Citation: Yang Y, Xu X, Zhou X, Bao W, Zhang D, Gu F, Du X, Chen Q and Qiu G (2020) Impact of Radiation Dose on Survival for Esophageal Squamous Cell Carcinoma Treated With Neoadjuvant Chemoradiotherapy. Front. Oncol. 10:1431. doi: 10.3389/fonc.2020.01431

Received: 14 December 2019; Accepted: 06 July 2020;
Published: 20 August 2020.

Edited by:

Thomas DiPetrillo, Tufts University School of Medicine, United States

Reviewed by:

Timothy Dean Malouff, Mayo Clinic Florida, United States
Jinping Liu, University of Pennsylvania, United States

Copyright © 2020 Yang, Xu, Zhou, Bao, Zhang, Gu, Du, Chen and Qiu. This is an open-access article distributed under the terms of the Creative Commons Attribution License (CC BY). The use, distribution or reproduction in other forums is permitted, provided the original author(s) and the copyright owner(s) are credited and that the original publication in this journal is cited, in accordance with accepted academic practice.

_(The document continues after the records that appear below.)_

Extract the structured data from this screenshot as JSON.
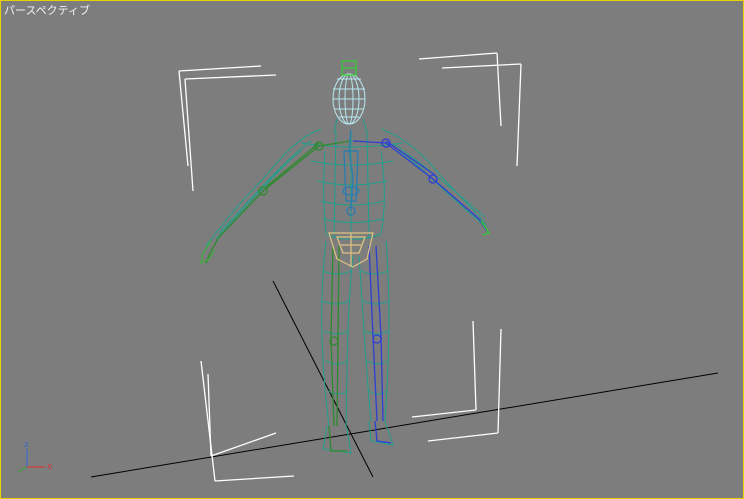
{
  "viewport": {
    "label": "パースペクティブ",
    "border_color": "#e6d200",
    "background_color": "#7d7d7d"
  },
  "gizmo": {
    "x_label": "x",
    "z_label": "z",
    "x_color": "#d23c3c",
    "z_color": "#3c6ad2"
  },
  "model": {
    "mesh_color": "#1fa08c",
    "head_color": "#b7e6ef",
    "left_limb_color": "#2e8a2e",
    "right_limb_color": "#2d3fd4",
    "pelvis_color": "#e0c483",
    "selection_bracket_color": "#ffffff",
    "grid_line_color": "#000000"
  }
}
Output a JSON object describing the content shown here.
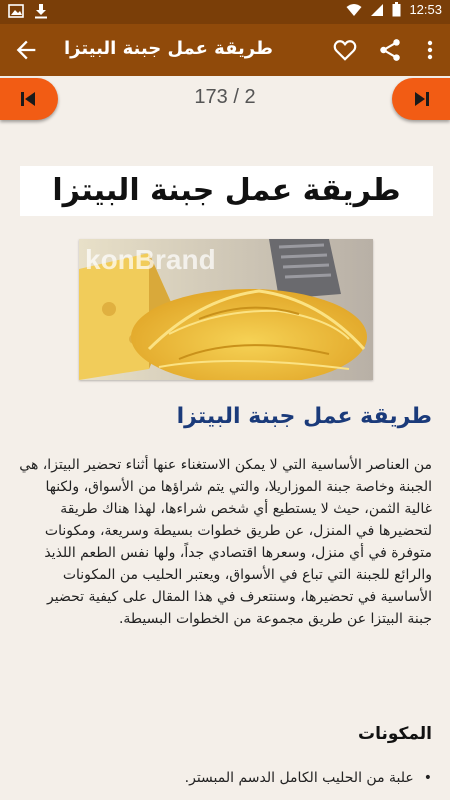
{
  "status_bar": {
    "time": "12:53"
  },
  "app_bar": {
    "title": "طريقة عمل جبنة البيتزا"
  },
  "pager": {
    "counter": "173 / 2"
  },
  "article": {
    "headline": "طريقة عمل جبنة البيتزا",
    "image_watermark": "konBrand",
    "subheading": "طريقة عمل جبنة البيتزا",
    "paragraph": "من العناصر الأساسية التي لا يمكن الاستغناء عنها أثناء تحضير البيتزا، هي الجبنة وخاصة جبنة الموزاريلا، والتي يتم شراؤها من الأسواق، ولكنها غالية الثمن، حيث لا يستطيع أي شخص شراءها، لهذا هناك طريقة لتحضيرها في المنزل، عن طريق خطوات بسيطة وسريعة، ومكونات متوفرة في أي منزل، وسعرها اقتصادي جداً، ولها نفس الطعم اللذيذ والرائع للجبنة التي تباع في الأسواق، ويعتبر الحليب من المكونات الأساسية في تحضيرها، وسنتعرف في هذا المقال على كيفية تحضير جبنة البيتزا عن طريق مجموعة من الخطوات البسيطة.",
    "section_title": "المكونات",
    "ingredients": [
      "علبة من الحليب الكامل الدسم المبستر."
    ]
  }
}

No use, distribution or reproduction is permitted which does not comply with these terms.

*Correspondence: Qixun Chen,; Guoqin Qiu,